Answer: Yeah. Well I know. I’m not that young anymore. I know poor me, Oh God. [LAUGHTER]
Question: A lot of people think that celebrity is kind of a dream existence? Is it sometimes dreamy? Do you some times feel: Am I awake? Am I dreaming?
Answer: Well, you know it’s a funny thing because of course it’s going to be different. Everyone’s going to look at it differently and experience, and what they THINK it’s like, but you know you’ll never know what it really is until you have experienced it. And you can’t ever tell somebody what it’s like because you never really understand until they experience it themselves. So, what I pinch myself over is when I get to work with people like Cameron Crowe and Tom Cruise and these are the people who and what I’m doing as an actor. I really would love to work with Cameron Crowe. I would love to have that experience because I think he’s amazing and I would love to work opposite Tom Cruise because I think he’s amazing. So to have that opportunity and to actually be able to take advantage of it is like such a huge thing. You know, I may never have that opportunity again in my life. So, I’m just thankful to have that.
Question: How DO you deal with the celebrity aspects of your life? I mean the tabloids, the paparazzi and all that stuff?
Answer: I just do. You know you just find a place for everything in your life. I mean you figure it out as you go along. You know it’s just like anything.
Question: Do you read what’s written about you?
Answer: No I don’t.
Question: Can I talk to you about the song I Fall Apart? What was it like working with Nancy Wilson? How did it come about that you ended up singing?
Answer: Well, that was Cameron’s request that I sing it.
Question: I guess he must have seen My Best Friend’s Wedding.

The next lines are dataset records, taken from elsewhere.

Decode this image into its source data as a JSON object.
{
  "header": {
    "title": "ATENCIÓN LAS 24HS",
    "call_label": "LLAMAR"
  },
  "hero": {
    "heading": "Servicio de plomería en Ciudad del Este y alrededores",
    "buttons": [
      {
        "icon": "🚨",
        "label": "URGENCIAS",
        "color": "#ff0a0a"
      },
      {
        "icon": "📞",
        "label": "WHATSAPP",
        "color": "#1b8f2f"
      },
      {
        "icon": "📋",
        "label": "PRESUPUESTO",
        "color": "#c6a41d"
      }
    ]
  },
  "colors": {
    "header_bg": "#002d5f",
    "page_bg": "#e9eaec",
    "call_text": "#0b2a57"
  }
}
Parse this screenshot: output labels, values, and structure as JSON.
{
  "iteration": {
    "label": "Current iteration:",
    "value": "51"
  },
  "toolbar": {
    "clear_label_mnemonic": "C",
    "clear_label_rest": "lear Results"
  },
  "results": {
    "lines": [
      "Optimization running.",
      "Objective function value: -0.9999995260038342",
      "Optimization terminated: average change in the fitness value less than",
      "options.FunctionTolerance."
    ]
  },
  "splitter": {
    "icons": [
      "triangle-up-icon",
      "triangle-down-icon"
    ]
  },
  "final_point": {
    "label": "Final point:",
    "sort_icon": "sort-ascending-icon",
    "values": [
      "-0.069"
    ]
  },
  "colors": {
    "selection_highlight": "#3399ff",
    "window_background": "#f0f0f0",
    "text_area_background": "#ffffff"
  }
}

Answer: He missed it apparently. No, it’s funny because for that movie, when I psyched myself up to be scared to sing in front of people, I really did a number on myself because I’m MORTIFIED now, like I am TERRIFIED. I get sweaty, I shake, I’m in tears, I’m like a nervous wreck so it was it was a huge fear to conquer even just standing in that booth in front of Nancy Wilson who is my goddess since I was a child; my sister and I would just sit with their Heart albums and just be like these beautiful creatures making rock -n-roll; are you kidding me? If we could ever dream? You know? So when Cameron said Nancy wrote a song for Julie. I was like. I couldn’t. I had chills. I was so excited to sit in front of her and she just sat there and sang and strummed a guitar and I was just like: I can’t believe this is happening. I couldn’t wait to jump up and call my sister which I did afterwards and she was like no way, no way! So, we were so excited about that and then to actually go into the studio and record with her which was a huge fear to do but she was so wonderful and totally gave me direction and then of course had to lay down her own voice underneath mine to help carry it because there was no way I was surviving on my own. It was-
Question: Was it scary doing that recording?
Question: Will you sing for Shrek 2?
Answer: I don’t know what they have in store for me. I just guess I just keep trying to overcome my fear about putting myself out there over and over again.
Question: What about Charlie’s Angels 2?
Answer: Well, that’s something that we all really want to do and we’re just trying to like hoping that everything falls into place and we’re able to get everybody back and be able to do it. So it’s very exciting.